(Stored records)
Segment Open

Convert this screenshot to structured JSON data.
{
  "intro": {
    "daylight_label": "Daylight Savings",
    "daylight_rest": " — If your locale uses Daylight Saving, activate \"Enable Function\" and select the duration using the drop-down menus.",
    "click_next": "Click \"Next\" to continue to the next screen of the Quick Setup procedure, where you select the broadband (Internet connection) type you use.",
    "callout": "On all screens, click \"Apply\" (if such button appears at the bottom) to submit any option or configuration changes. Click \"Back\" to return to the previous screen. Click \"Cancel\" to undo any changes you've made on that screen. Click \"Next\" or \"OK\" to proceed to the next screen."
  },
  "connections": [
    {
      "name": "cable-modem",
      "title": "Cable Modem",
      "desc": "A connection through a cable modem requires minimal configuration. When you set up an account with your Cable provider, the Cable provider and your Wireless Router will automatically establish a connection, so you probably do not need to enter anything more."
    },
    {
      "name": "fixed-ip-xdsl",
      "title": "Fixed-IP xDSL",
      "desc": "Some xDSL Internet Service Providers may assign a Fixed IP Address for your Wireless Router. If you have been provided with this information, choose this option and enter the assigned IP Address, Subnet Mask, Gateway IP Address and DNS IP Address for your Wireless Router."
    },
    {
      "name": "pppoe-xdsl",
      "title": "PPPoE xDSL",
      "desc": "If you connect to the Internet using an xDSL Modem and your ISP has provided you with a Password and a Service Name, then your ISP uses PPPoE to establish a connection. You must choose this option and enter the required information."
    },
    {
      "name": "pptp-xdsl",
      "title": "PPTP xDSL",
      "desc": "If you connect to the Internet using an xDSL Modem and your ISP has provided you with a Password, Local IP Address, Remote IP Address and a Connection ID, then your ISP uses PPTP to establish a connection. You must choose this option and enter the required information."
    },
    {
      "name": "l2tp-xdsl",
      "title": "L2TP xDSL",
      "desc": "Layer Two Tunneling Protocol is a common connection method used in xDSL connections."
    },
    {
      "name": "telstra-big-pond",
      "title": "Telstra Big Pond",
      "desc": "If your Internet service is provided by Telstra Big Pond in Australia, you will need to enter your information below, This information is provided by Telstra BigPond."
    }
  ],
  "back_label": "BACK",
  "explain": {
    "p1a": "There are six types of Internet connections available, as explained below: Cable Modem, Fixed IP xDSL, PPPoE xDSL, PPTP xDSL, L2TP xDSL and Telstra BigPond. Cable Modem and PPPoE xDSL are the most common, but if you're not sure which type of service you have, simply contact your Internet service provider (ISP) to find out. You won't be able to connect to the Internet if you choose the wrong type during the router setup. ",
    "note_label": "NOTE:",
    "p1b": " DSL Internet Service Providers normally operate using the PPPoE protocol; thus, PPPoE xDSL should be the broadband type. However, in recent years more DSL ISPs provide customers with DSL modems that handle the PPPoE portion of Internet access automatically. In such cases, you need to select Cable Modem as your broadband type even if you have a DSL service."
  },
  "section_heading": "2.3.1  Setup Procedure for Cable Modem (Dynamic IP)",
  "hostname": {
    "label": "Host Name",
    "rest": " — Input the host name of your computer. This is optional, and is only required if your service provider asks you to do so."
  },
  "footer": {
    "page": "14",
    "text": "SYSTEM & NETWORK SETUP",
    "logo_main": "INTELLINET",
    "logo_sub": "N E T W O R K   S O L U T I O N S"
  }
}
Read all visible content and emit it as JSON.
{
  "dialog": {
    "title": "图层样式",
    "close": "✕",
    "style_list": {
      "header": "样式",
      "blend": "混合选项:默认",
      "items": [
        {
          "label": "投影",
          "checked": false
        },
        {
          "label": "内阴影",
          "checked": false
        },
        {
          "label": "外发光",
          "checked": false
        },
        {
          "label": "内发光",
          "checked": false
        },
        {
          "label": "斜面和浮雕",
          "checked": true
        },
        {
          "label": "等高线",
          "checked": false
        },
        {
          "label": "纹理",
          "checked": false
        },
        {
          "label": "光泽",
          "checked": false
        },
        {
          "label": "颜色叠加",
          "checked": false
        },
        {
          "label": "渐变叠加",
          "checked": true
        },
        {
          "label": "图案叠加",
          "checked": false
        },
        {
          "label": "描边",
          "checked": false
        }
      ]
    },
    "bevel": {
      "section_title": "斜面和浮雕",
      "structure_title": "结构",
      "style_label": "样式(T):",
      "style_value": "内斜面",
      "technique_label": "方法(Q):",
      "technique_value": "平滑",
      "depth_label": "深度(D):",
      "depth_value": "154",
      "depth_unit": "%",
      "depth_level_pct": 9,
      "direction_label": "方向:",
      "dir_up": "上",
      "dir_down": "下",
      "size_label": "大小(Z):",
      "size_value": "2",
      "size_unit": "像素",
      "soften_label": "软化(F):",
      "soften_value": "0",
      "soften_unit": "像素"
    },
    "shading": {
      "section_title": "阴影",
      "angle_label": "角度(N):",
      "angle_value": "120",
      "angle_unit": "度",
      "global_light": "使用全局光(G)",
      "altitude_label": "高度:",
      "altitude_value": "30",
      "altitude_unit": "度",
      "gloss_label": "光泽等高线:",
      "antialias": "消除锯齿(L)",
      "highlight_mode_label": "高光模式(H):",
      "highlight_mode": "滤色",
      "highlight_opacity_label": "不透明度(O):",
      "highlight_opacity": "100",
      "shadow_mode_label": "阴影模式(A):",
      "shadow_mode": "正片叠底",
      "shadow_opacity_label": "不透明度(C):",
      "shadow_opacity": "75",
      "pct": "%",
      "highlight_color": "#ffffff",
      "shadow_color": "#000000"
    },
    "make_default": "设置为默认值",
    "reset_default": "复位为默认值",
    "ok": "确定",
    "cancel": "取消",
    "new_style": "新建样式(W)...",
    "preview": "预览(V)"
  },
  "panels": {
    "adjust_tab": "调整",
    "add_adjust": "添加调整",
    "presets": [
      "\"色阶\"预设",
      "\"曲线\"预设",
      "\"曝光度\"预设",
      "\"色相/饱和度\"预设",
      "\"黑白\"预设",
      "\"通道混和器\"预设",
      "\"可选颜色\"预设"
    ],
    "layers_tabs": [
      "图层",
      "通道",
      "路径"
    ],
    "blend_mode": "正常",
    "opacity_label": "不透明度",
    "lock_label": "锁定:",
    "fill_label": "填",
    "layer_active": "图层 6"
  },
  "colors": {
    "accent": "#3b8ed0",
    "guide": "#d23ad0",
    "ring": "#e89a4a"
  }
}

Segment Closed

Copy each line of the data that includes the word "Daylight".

_SOLUTION_
    "daylight_label": "Daylight Savings",
    "daylight_rest": " — If your locale uses Daylight Saving, activate \"Enable Function\" and select the duration using the drop-down menus.",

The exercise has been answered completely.